(Data records)

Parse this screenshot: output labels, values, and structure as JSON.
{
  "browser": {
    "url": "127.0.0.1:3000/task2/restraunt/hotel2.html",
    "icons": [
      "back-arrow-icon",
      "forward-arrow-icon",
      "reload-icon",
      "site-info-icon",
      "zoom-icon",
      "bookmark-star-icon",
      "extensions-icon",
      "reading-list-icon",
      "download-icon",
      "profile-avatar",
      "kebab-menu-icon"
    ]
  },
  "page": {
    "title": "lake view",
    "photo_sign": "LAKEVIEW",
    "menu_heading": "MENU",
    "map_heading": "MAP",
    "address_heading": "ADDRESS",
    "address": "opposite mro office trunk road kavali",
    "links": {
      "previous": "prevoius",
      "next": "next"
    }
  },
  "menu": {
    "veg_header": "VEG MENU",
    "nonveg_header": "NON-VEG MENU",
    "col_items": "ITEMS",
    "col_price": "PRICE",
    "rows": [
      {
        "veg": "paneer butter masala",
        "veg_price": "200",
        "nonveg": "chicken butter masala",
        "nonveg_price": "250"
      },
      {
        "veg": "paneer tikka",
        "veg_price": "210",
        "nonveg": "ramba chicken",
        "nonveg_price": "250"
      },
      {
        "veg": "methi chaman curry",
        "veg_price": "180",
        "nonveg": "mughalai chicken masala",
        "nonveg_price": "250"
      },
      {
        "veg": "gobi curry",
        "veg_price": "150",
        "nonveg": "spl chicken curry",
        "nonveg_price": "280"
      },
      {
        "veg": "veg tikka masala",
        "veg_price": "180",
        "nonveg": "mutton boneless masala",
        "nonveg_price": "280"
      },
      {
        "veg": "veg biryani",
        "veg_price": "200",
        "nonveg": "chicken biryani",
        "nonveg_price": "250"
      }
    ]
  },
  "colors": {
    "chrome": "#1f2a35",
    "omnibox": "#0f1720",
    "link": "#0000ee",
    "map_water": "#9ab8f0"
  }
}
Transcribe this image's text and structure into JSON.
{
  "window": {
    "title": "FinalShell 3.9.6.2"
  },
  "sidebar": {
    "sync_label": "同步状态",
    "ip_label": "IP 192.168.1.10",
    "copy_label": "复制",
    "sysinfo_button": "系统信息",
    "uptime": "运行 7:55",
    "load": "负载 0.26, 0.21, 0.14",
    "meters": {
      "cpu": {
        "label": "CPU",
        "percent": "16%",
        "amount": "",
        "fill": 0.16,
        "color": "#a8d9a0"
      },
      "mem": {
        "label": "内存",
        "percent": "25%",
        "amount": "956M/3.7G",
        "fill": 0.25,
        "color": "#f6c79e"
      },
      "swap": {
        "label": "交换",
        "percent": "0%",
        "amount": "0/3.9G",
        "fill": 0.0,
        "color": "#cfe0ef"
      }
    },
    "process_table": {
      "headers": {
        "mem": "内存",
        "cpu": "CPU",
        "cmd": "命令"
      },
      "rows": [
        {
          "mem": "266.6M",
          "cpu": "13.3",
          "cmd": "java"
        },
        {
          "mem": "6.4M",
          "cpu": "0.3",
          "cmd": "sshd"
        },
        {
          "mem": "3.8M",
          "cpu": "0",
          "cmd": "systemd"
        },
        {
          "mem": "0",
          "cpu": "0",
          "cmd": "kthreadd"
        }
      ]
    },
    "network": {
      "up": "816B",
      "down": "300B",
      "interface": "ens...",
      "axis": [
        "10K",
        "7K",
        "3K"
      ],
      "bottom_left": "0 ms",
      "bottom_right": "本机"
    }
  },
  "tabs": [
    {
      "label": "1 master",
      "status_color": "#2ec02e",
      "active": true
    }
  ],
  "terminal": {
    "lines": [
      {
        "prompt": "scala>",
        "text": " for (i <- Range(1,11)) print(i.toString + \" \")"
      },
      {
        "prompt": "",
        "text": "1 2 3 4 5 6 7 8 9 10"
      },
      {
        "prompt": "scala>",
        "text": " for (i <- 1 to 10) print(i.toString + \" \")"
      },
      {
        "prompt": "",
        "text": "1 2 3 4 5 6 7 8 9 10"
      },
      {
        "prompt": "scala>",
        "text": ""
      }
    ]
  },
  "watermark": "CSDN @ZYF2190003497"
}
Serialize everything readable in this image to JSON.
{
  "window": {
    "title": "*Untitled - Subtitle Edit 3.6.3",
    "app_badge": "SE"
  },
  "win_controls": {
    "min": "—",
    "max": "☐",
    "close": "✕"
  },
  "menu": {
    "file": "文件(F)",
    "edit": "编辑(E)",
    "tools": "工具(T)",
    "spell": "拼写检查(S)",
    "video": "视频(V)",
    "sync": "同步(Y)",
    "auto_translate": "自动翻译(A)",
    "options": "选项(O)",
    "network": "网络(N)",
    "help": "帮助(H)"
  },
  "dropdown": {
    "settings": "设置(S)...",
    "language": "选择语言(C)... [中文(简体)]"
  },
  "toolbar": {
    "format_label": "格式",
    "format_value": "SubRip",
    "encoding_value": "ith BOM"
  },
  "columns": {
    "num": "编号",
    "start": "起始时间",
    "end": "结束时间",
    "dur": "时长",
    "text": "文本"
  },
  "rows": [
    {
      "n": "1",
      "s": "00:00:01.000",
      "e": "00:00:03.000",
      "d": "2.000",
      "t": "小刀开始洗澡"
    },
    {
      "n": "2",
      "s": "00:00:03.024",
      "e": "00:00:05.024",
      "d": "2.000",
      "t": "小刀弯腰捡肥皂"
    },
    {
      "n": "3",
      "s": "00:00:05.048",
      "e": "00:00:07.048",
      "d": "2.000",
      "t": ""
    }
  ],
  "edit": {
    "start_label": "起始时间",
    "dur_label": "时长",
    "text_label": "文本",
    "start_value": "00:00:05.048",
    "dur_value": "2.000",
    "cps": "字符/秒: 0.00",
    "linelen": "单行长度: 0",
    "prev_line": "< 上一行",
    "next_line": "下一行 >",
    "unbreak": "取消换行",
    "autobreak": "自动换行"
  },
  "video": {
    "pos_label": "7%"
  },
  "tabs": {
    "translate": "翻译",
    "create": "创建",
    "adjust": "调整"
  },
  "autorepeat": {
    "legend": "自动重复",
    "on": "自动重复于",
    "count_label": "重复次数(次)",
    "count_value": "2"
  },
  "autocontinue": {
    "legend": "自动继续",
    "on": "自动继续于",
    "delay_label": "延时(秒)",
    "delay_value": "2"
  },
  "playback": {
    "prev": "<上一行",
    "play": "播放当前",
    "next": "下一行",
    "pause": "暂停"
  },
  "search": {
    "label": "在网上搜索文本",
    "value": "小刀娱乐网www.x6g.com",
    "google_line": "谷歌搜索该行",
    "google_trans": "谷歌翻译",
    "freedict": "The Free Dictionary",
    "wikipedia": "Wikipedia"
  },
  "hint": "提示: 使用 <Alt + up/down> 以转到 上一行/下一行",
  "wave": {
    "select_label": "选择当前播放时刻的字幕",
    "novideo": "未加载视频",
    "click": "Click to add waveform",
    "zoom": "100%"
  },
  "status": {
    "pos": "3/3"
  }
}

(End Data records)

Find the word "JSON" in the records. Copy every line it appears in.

**Solution to the exercise**
Parse this screenshot: output labels, values, and structure as JSON.
Transcribe this image's text and structure into JSON.
Serialize everything readable in this image to JSON.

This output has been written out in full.